Driving a tanker truck does have additional hazards because of the unique nature of their liquid loads. Partially full tanks are especially risky when stopping, starting or turning because the force of the shifting liquid can cause the truck to roll or push forward. If the tanker is carrying a hazmat load, extra regulations and safety precautions to follow to prevent any dangerous situations. Common hazmat loads include gasoline, diesel, propane, chlorine, argon, carbon dioxide and sulfuric acid. These hazmat loads are often highly flammable, can cause skin burns or cause lung damage if inhaled.
Are there different types of CDL?
Yes, there are three classes of CDL:
Class A CDL: Includes owing vehicles and trailers over 26,001 pounds like semi-trucks, tanker trucks, truck and trailer combinations, flatbeds, livestock carriers, and most Class B and Class C vehicles.
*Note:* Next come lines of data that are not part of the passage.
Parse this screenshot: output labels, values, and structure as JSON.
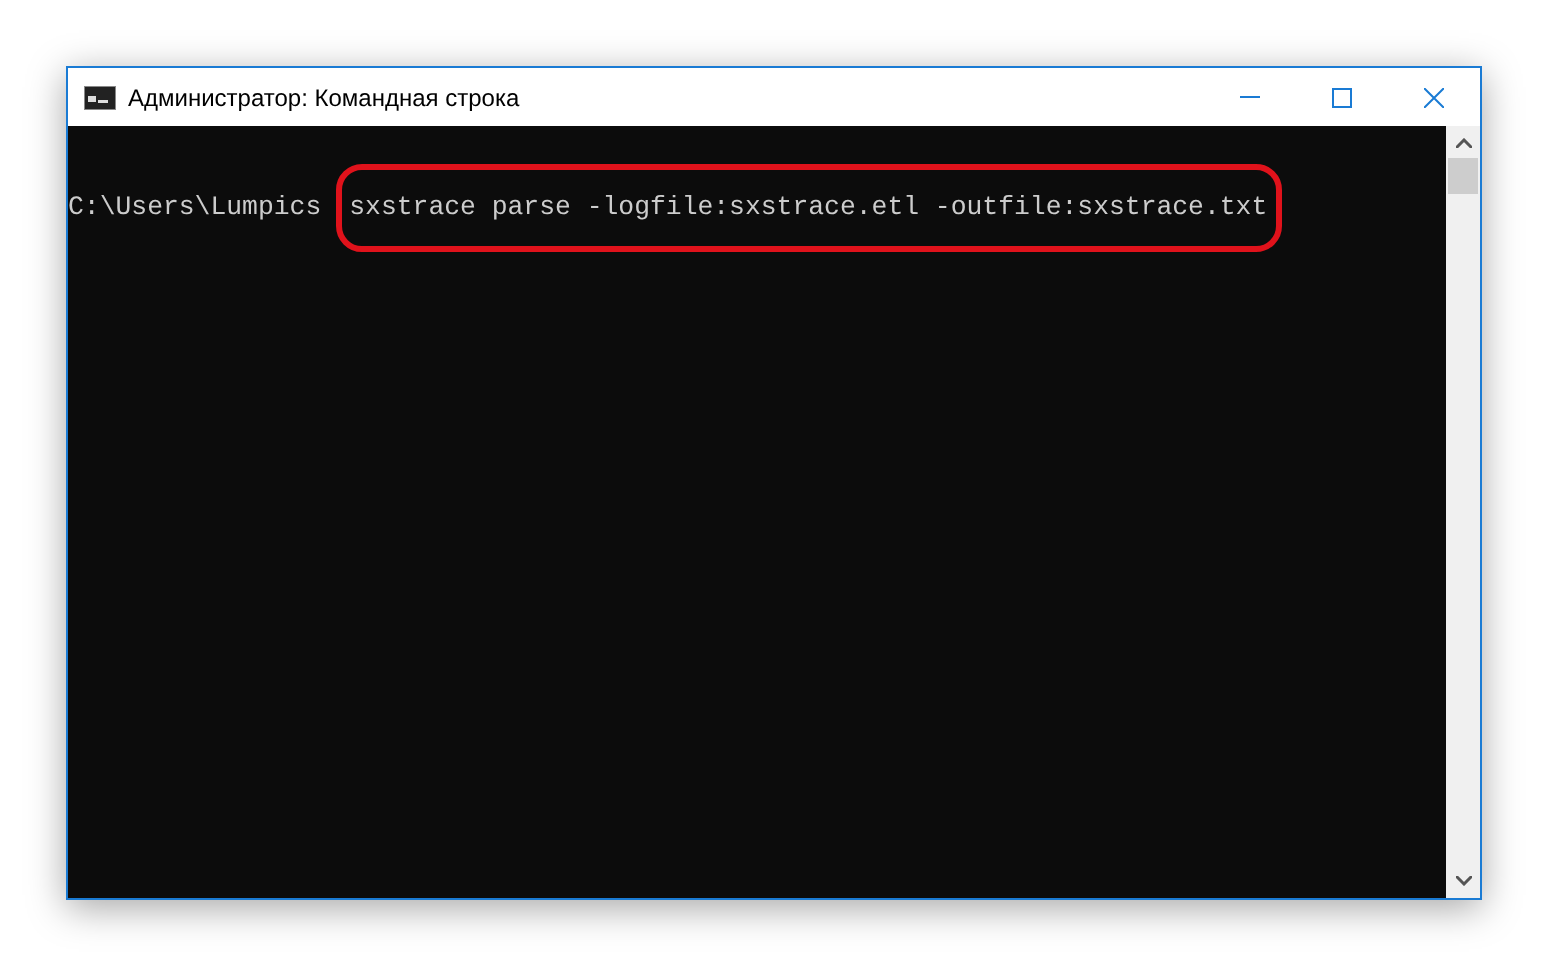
{
  "window": {
    "title": "Администратор: Командная строка"
  },
  "console": {
    "prompt": "C:\\Users\\Lumpics",
    "command": "sxstrace parse -logfile:sxstrace.etl -outfile:sxstrace.txt",
    "highlighted": true
  }
}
Class B CDL: Includes single vehicles without trailers over 26,000 pounds like straight trucks, large busses, segmented buses, box trucks, tractor-trailers, dump trucks and some Class C vehicles.
Class C CDL: Includes single or towing vehicles less than 26,001 pounds like vehicles with 16 or more passengers, buses, small tanker trucks, small hazmat vehicles and double or triple trailers.
Are there CDL restrictions?
Yes, some drivers may have a restriction code placed on their CDL licenses. These restrictions get placed on your CDL license if you did not practice a particular skill during a skills test or if the driver failed that particular skills test. The most common restrictions are:
E restriction: Prohibits CDL drivers from operating a manual transmission vehicle.
L restriction: Prohibits CDL drivers from operating a full air brake system on any vehicle.
M restriction: Indicates a CDL driver can only operate a school bus, Class B or Class C vehicle.
N restriction: Indicates a CDL driver can only operate a school bus or Class C vehicle.
O restriction: Prohibits CDL drivers from operating a Class A vehicle with a fifth wheel connection.
V restriction: Indicates a CDL driver has a medical variance, like diabetes, seizures or hearing or vision impairments.
Z restriction: Prohibits CDL drivers from operating a full air brake system on a commercial motor vehicle.